### REQUIREMENT
Once the pictures are set aside, output all the records exactly.

### DATA PROVIDED
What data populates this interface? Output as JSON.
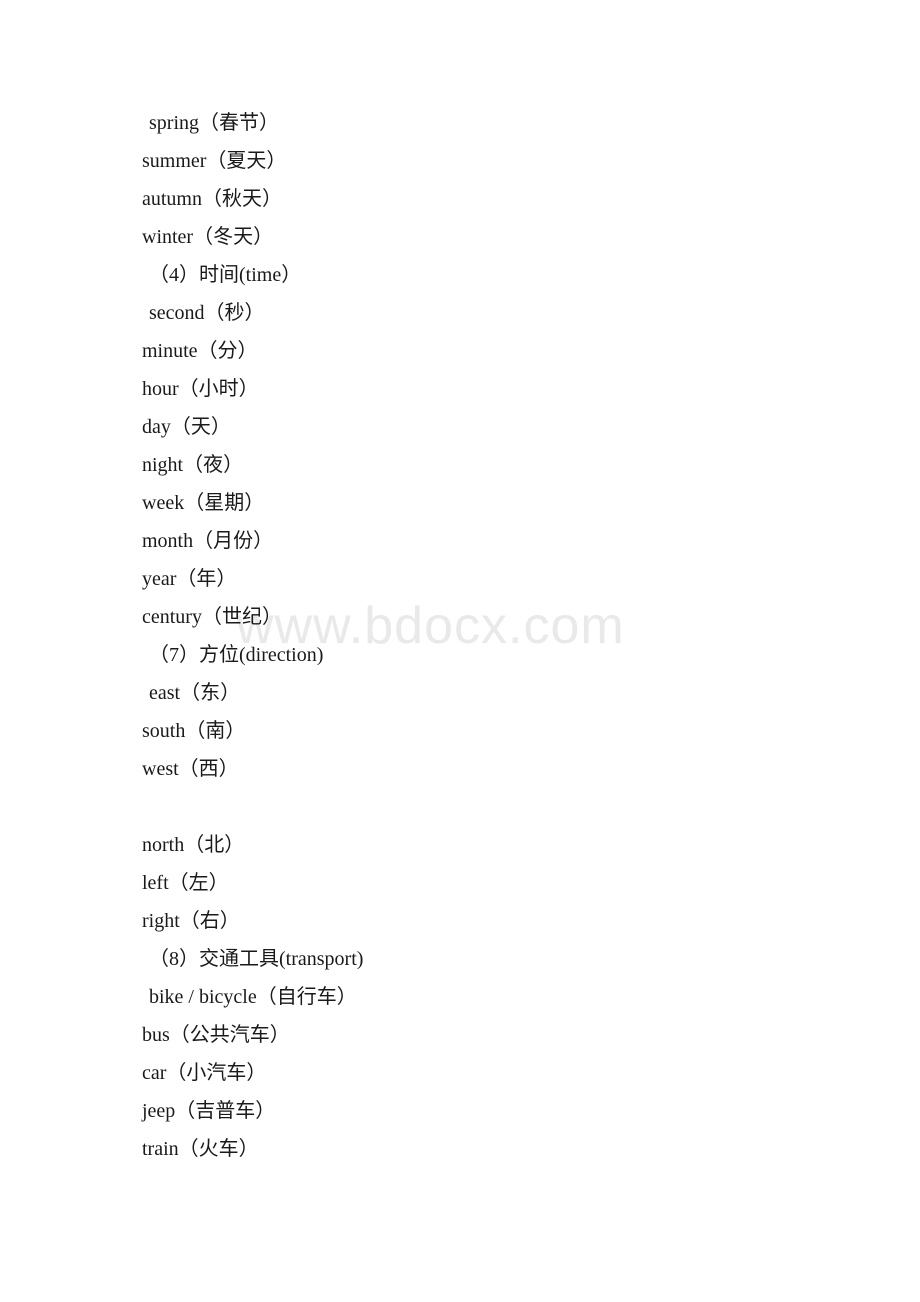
{
  "document": {
    "watermark": "www.bdocx.com",
    "watermark_color": "#e9e9e9",
    "text_color": "#1a1a1a",
    "background_color": "#ffffff",
    "lines": [
      {
        "text": "spring（春节）",
        "indent": true
      },
      {
        "text": "summer（夏天）",
        "indent": false
      },
      {
        "text": "autumn（秋天）",
        "indent": false
      },
      {
        "text": "winter（冬天）",
        "indent": false
      },
      {
        "text": "（4）时间(time）",
        "indent": true
      },
      {
        "text": "second（秒）",
        "indent": true
      },
      {
        "text": "minute（分）",
        "indent": false
      },
      {
        "text": "hour（小时）",
        "indent": false
      },
      {
        "text": "day（天）",
        "indent": false
      },
      {
        "text": "night（夜）",
        "indent": false
      },
      {
        "text": "week（星期）",
        "indent": false
      },
      {
        "text": "month（月份）",
        "indent": false
      },
      {
        "text": "year（年）",
        "indent": false
      },
      {
        "text": "century（世纪）",
        "indent": false
      },
      {
        "text": "（7）方位(direction)",
        "indent": true
      },
      {
        "text": "east（东）",
        "indent": true
      },
      {
        "text": "south（南）",
        "indent": false
      },
      {
        "text": "west（西）",
        "indent": false
      },
      {
        "text": "",
        "indent": false
      },
      {
        "text": "north（北）",
        "indent": false
      },
      {
        "text": "left（左）",
        "indent": false
      },
      {
        "text": "right（右）",
        "indent": false
      },
      {
        "text": "（8）交通工具(transport)",
        "indent": true
      },
      {
        "text": "bike / bicycle（自行车）",
        "indent": true
      },
      {
        "text": "bus（公共汽车）",
        "indent": false
      },
      {
        "text": "car（小汽车）",
        "indent": false
      },
      {
        "text": "jeep（吉普车）",
        "indent": false
      },
      {
        "text": "train（火车）",
        "indent": false
      }
    ]
  }
}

### SOLUTION TO THIS EXERCISE
What data populates this interface? Output as JSON.
{
  "document": {
    "watermark": "www.bdocx.com",
    "watermark_color": "#e9e9e9",
    "text_color": "#1a1a1a",
    "background_color": "#ffffff",
    "lines": [
      {
        "text": "spring（春节）",
        "indent": true
      },
      {
        "text": "summer（夏天）",
        "indent": false
      },
      {
        "text": "autumn（秋天）",
        "indent": false
      },
      {
        "text": "winter（冬天）",
        "indent": false
      },
      {
        "text": "（4）时间(time）",
        "indent": true
      },
      {
        "text": "second（秒）",
        "indent": true
      },
      {
        "text": "minute（分）",
        "indent": false
      },
      {
        "text": "hour（小时）",
        "indent": false
      },
      {
        "text": "day（天）",
        "indent": false
      },
      {
        "text": "night（夜）",
        "indent": false
      },
      {
        "text": "week（星期）",
        "indent": false
      },
      {
        "text": "month（月份）",
        "indent": false
      },
      {
        "text": "year（年）",
        "indent": false
      },
      {
        "text": "century（世纪）",
        "indent": false
      },
      {
        "text": "（7）方位(direction)",
        "indent": true
      },
      {
        "text": "east（东）",
        "indent": true
      },
      {
        "text": "south（南）",
        "indent": false
      },
      {
        "text": "west（西）",
        "indent": false
      },
      {
        "text": "",
        "indent": false
      },
      {
        "text": "north（北）",
        "indent": false
      },
      {
        "text": "left（左）",
        "indent": false
      },
      {
        "text": "right（右）",
        "indent": false
      },
      {
        "text": "（8）交通工具(transport)",
        "indent": true
      },
      {
        "text": "bike / bicycle（自行车）",
        "indent": true
      },
      {
        "text": "bus（公共汽车）",
        "indent": false
      },
      {
        "text": "car（小汽车）",
        "indent": false
      },
      {
        "text": "jeep（吉普车）",
        "indent": false
      },
      {
        "text": "train（火车）",
        "indent": false
      }
    ]
  }
}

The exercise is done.